Modified molecular structures allowed scientists to come up with a new type of ceramic that can fly in the face of very high temperatures without breaking apart.
This new type of ceramic may soon be used in structuring power plants and building spacecraft.
A team of researchers from the University of Texas Arlington, led by Ashfaq Adnan, assistant professor at the Mechanical and Aerospace Engineering Department, was given $120,000 by the National Science Foundation (NSF), as an Early-concept Grant for Exploratory Research (EAGER).
The research is titled EAGER: Building Strong and Tough Multiphase Ceramics via Interface Tailoring.
Basically, interface tailoring is the mixing of ceramics of the same family. In their study, Adnan's team blended ceramics that belong to the same family, and discovered that this can achieve greater strength.
"This research will yield a new generation of ceramics that can withstand both extreme heat and collision," said Adnan.
Metals are currently widely used in certain engineering structures, like spacecraft. Adnan said that metals are very resilient, but may melt when exposed to extremely high temperatures.
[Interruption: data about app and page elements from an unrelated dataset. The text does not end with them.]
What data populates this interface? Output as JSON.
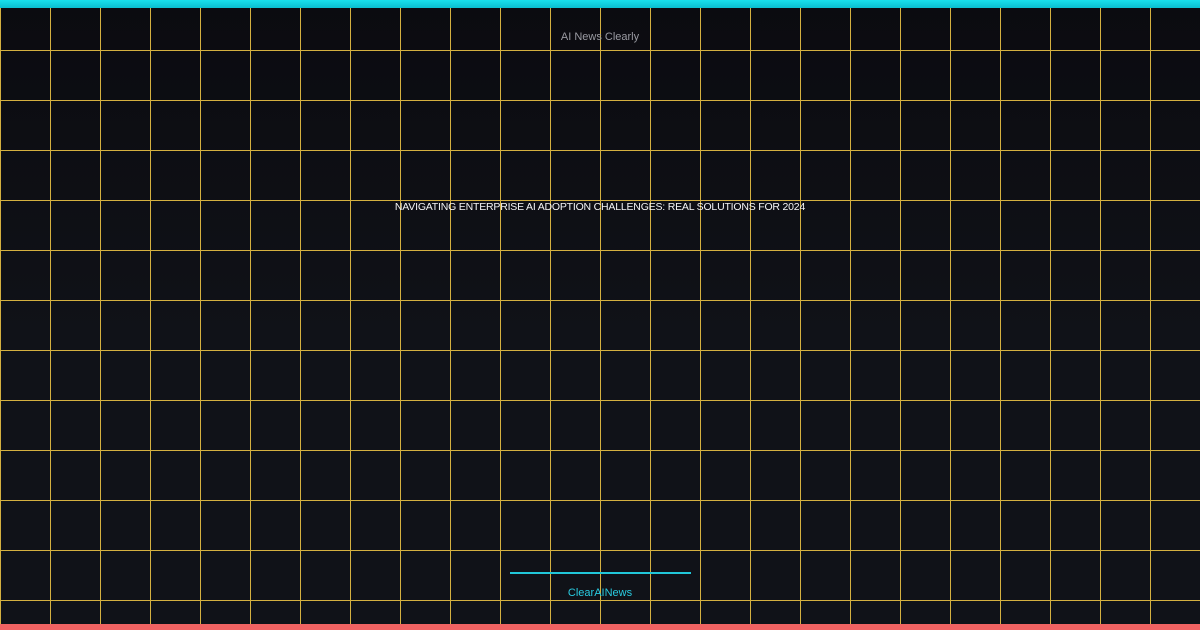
{
  "site": {
    "name": "AI News Clearly"
  },
  "article": {
    "headline": "NAVIGATING ENTERPRISE AI ADOPTION CHALLENGES: REAL SOLUTIONS FOR 2024"
  },
  "brand": {
    "name": "ClearAINews"
  },
  "colors": {
    "background": "#0c0d12",
    "grid": "#d4b040",
    "top_bar": "#18e0ec",
    "bottom_bar": "#f06262",
    "accent": "#21c7d8",
    "headline_text": "#f4f4f6",
    "site_name_text": "#9a9ba2"
  }
}
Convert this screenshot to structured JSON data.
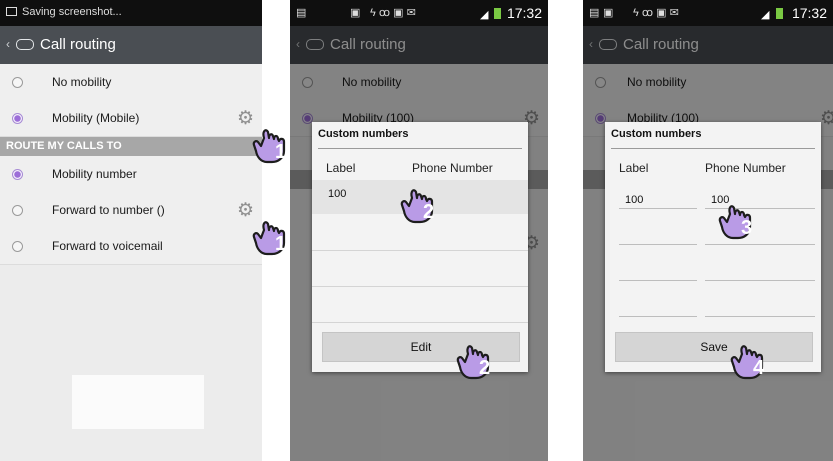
{
  "screen1": {
    "status": "Saving screenshot...",
    "title": "Call routing",
    "rows": [
      {
        "label": "No mobility",
        "selected": false,
        "gear": false
      },
      {
        "label": "Mobility (Mobile)",
        "selected": true,
        "gear": true
      }
    ],
    "section": "ROUTE MY CALLS TO",
    "route_rows": [
      {
        "label": "Mobility number",
        "selected": true,
        "gear": false
      },
      {
        "label": "Forward to number ()",
        "selected": false,
        "gear": true
      },
      {
        "label": "Forward to voicemail",
        "selected": false,
        "gear": false
      }
    ],
    "steps": [
      "1",
      "1"
    ]
  },
  "screen2": {
    "time": "17:32",
    "title": "Call routing",
    "bg_rows": [
      "No mobility",
      "Mobility (100)"
    ],
    "dialog": {
      "title": "Custom numbers",
      "col_label": "Label",
      "col_phone": "Phone Number",
      "value": "100",
      "button": "Edit"
    },
    "steps": [
      "2",
      "2"
    ]
  },
  "screen3": {
    "time": "17:32",
    "title": "Call routing",
    "bg_rows": [
      "No mobility",
      "Mobility (100)"
    ],
    "dialog": {
      "title": "Custom numbers",
      "col_label": "Label",
      "col_phone": "Phone Number",
      "label_value": "100",
      "phone_value": "100",
      "button": "Save"
    },
    "steps": [
      "3",
      "4"
    ]
  },
  "colors": {
    "accent": "#9c6dd8",
    "titlebar": "#4a4e53",
    "hand": "#b99be6"
  }
}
Ceramics, on the other hand, are very strong, but also very brittle. As in a ceramic mug or plate, it shatters when dropped.
According to the researchers, structural materials require two important properties - strength and toughness. Most of the time, however, a material is only either one of the two. Stronger materials carry greater loads before falling, while tougher materials deform to a greater extent, but do not break. When the team blended two different phases, they formed a new type of ceramic that has both high strength and toughness.
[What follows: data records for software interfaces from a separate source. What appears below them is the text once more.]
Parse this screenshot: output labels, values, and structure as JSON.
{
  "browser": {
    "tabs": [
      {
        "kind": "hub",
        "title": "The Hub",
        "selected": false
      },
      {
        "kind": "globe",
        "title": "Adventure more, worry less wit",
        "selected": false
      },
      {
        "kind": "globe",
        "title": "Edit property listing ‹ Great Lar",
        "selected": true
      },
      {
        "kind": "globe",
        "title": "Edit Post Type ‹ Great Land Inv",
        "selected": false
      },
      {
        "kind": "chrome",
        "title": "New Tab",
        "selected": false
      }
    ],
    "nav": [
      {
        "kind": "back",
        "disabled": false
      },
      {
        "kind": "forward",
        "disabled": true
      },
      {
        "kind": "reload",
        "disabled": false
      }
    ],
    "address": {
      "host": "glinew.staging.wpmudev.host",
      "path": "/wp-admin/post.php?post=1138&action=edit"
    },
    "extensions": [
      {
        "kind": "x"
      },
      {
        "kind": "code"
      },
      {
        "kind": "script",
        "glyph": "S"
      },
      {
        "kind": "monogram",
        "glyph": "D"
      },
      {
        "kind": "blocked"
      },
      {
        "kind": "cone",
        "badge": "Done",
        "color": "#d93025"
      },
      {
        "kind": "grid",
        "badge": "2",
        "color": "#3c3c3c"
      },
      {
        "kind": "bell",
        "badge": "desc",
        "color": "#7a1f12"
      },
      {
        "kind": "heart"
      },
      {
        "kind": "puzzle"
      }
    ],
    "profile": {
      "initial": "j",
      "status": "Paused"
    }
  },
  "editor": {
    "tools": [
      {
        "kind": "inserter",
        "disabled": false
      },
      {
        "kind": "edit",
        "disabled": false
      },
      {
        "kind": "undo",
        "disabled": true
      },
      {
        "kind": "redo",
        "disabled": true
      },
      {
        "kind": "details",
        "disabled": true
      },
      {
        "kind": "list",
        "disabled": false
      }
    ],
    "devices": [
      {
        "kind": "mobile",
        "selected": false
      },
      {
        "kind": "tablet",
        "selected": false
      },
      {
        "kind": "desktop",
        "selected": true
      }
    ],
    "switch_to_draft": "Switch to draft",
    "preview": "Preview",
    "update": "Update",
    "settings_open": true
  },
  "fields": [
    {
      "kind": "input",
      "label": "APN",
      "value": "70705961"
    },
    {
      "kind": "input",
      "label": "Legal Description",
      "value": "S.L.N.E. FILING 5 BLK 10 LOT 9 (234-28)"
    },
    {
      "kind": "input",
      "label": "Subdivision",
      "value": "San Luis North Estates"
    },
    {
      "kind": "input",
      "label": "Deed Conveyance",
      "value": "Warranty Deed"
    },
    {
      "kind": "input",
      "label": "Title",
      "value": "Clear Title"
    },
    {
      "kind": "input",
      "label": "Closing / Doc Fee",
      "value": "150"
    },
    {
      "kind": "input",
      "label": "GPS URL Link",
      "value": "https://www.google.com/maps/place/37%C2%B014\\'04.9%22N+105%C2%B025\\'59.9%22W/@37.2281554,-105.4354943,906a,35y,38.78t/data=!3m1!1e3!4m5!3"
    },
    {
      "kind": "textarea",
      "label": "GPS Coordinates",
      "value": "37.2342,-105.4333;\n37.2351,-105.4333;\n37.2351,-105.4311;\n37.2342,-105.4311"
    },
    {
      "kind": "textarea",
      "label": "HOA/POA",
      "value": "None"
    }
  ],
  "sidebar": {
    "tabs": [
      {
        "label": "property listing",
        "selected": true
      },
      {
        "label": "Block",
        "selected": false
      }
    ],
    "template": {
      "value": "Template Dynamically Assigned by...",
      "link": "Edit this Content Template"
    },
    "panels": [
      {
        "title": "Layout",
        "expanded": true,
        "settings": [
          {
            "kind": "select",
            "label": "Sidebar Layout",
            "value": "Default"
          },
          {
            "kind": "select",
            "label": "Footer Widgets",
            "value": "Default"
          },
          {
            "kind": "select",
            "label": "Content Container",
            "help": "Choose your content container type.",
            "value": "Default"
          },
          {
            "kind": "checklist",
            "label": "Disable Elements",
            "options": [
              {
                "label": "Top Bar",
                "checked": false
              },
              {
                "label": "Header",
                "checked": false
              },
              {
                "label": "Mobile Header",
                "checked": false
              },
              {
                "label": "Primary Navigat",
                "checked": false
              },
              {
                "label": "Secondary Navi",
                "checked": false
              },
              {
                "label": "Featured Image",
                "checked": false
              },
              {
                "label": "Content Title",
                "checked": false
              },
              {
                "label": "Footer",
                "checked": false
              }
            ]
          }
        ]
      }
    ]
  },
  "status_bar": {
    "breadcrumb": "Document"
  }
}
The Dean of the UT Arlington College of Engineering Khosrow Behbehani praised Adnan's work, emphasizing the national recognition of UT Arlington, brought about by the NSF award.
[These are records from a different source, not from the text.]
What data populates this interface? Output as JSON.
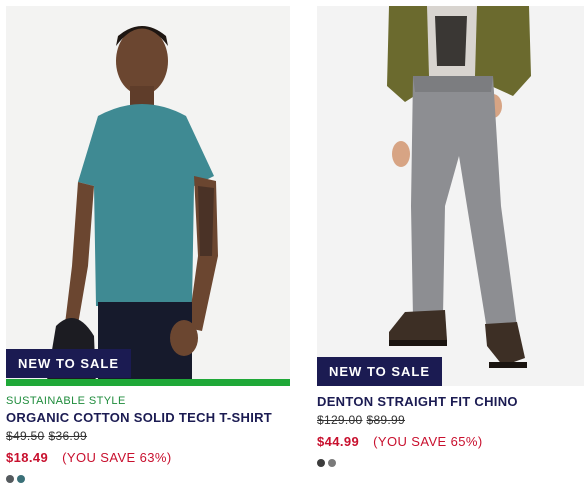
{
  "products": [
    {
      "badge": "NEW TO SALE",
      "eyebrow": "SUSTAINABLE STYLE",
      "title": "ORGANIC COTTON SOLID TECH T-SHIRT",
      "was_prices": [
        "$49.50",
        "$36.99"
      ],
      "price": "$18.49",
      "save": "(YOU SAVE 63%)",
      "swatch_colors": [
        "#555a5e",
        "#3a7078"
      ],
      "image": "man-in-teal-tshirt-photo"
    },
    {
      "badge": "NEW TO SALE",
      "title": "DENTON STRAIGHT FIT CHINO",
      "was_prices": [
        "$129.00",
        "$89.99"
      ],
      "price": "$44.99",
      "save": "(YOU SAVE 65%)",
      "swatch_colors": [
        "#3c3c3c",
        "#7a7a7a"
      ],
      "image": "grey-chino-pants-photo"
    }
  ],
  "colors": {
    "badge_bg": "#1b1b52",
    "sustainable_bar": "#1fa838",
    "sale_red": "#c8102e"
  }
}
EAGER allows researchers to pursue studies that have very high potential and promise a significant impact in science.
Photo: caleb boller | Flickr